[Opening INFORMATION section]

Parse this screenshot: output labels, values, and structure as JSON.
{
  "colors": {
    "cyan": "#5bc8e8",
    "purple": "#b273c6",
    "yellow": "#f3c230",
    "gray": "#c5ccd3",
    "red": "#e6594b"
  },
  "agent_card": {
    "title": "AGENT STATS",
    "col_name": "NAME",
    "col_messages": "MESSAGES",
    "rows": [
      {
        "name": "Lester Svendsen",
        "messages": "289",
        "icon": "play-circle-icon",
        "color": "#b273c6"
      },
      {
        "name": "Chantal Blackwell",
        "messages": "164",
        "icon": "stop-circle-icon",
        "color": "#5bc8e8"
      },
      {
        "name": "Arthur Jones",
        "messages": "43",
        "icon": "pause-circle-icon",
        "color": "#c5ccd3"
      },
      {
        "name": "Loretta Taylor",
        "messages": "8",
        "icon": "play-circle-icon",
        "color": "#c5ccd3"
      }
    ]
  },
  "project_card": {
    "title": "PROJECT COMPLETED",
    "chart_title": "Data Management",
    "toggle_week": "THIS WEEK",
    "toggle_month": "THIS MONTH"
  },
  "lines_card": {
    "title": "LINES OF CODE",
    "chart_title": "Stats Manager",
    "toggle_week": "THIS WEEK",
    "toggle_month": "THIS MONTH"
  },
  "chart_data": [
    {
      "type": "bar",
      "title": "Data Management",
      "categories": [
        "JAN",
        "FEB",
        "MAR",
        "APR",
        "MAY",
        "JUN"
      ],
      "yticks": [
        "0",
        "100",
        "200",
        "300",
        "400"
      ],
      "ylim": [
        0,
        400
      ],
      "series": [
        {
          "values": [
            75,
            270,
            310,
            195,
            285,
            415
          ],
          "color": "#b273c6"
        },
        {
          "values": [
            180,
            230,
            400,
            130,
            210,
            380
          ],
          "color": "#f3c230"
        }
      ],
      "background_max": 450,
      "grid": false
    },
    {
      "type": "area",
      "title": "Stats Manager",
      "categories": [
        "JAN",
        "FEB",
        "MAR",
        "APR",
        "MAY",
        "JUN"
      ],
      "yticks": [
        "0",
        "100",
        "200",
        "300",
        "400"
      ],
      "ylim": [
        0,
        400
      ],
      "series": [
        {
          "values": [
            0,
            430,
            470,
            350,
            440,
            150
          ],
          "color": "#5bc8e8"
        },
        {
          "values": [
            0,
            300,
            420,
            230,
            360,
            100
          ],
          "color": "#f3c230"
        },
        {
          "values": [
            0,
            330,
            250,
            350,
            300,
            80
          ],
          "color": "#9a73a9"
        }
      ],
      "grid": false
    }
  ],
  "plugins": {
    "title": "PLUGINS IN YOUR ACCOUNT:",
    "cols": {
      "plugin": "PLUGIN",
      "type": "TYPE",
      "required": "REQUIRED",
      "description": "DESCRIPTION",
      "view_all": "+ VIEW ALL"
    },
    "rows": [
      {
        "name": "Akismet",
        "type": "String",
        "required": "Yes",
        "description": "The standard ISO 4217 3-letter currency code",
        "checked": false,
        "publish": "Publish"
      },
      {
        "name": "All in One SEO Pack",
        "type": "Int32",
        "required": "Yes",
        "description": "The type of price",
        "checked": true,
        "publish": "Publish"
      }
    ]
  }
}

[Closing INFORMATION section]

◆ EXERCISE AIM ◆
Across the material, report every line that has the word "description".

◆ ANSWER TO THIS EXERCISE ◆
      "description": "DESCRIPTION",
        "description": "The standard ISO 4217 3-letter currency code",
        "description": "The type of price",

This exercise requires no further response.